The All Progressives Congress (APC) is a political party in Nigeria, formed on 6 February 2013 in anticipation of the 2015 elections. APC candidate Muhammadu Buhari won the presidential election by almost 2.6 million votes. Incumbent President Goodluck Jonathan conceded defeat on 31 March. This was the first time in Nigeria’s political history that an opposition political party unseated a governing party in a general election and one in which power transferred peacefully from one political party to another. In addition, the APC won the majority of seats in the Senate and the House of Representatives in the 2015 elections, though it fell shy of winning a super-majority to override the ability of the opposition People’s Democratic Party to block legislation.
Formed in February 2013, the party is the result of an a merger of Nigeria’s three biggest opposition parties – the Action Congress of Nigeria (ACN), the Congress for Progressives Change (CPC), the All Nigeria Peoples Party (ANPP) – and a faction of the All Progressivess Grand Alliance (APGA). The three political parties organized their conventions and passed resolutions giving the go ahead to forgo their individual identities and merge into one big party, the All Progressivess Congress (APC).

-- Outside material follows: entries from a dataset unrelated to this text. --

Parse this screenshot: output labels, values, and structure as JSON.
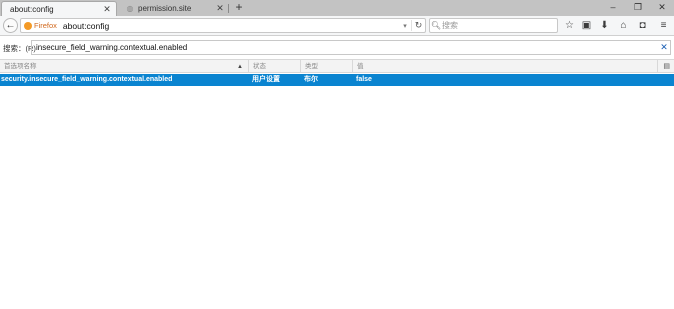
{
  "tabs": [
    {
      "label": "about:config",
      "active": true
    },
    {
      "label": "permission.site",
      "active": false
    }
  ],
  "window_controls": {
    "minimize": "–",
    "restore": "❐",
    "close": "✕"
  },
  "navbar": {
    "identity_label": "Firefox",
    "url": "about:config",
    "search_placeholder": "搜索",
    "icons": [
      "back-icon",
      "reload-icon",
      "bookmark-star-icon",
      "reading-list-icon",
      "download-icon",
      "home-icon",
      "pocket-icon",
      "menu-icon"
    ]
  },
  "filter": {
    "label": "搜索：(R)",
    "value": "insecure_field_warning.contextual.enabled"
  },
  "table": {
    "columns": [
      "首选项名称",
      "状态",
      "类型",
      "值"
    ],
    "rows": [
      {
        "name": "security.insecure_field_warning.contextual.enabled",
        "status": "用户设置",
        "type": "布尔",
        "value": "false",
        "selected": true
      }
    ]
  },
  "colors": {
    "selected_row": "#0a84d0",
    "tab_strip": "#c3c3c3"
  }
}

The party received approval from the nation’s electoral umpire Independent National Electoral Commission (INEC) on 31 July 2013 to become a political party and subsequently withdrew the operating licenses of the three legacy parties (the ACN, CPC and ANPP). In March 2013, it was reported that two other associations – African Peoples Congress and All Patriotic Citizens – also applied for INEC registration, adopting APC as an acronym as well, reportedly “a development interpreted to be a move to thwart the successful coalition of the opposition parties, ahead of the 2015 general elections.” It was reported in April 2013 that the party was considering changing their name to the All Progressives Congress of Nigeria (APCN) to avoid further complications.
In November 2013, five serving Governors, along with Alhaji Atiku Abubakar, former vice president of Nigeria, from the governing PDP defected to the APC, as well as 49 legislators who joined the ranks of 137 legislators in the APC as a result of the prior merger of the smaller opposition parties. This initially gave the APC a slim majority of 186 legislators in the Lower House out of a total of 360 legislators; however, subsequent political wrangling and pressure from political factions and interests outside the National Assembly of Nigeria, gave the party only 37 additional legislators thus giving the APC a nominal majority of 172 out of 360 Legislators, as opposed to the PDP’s 171 (though some smaller PDP-allied parties hold the balance of the other seats. This was further confirmed when the party seated 179 members on January 15, 2015 when the House resumed after a long recess to finally affirm its majority. The governors who defected to the APC were Rotimi Amaechi of Rivers State, Abdulfatah Ahmed of Kwara State, Rabiu Kwankwaso of Kano State, Murtala Nyako of Adamawa State and Aliyu Wamakko of Sokoto State. It had been previously reported that Governors Mu’azu Babangida Aliyu of Niger State and Sule Lamido of Jigawa State were to set to defect from the People’s Democratic Party to the APC; however, both ended up remaining with the People’s Democratic Party. In the 2015 elections, Mu’azu Babangida Aliyu ran as a senatorial nominee of the People’s Democratic Party for the Niger State east senatorial district, losing in a landslide to the APC’s David Umaru.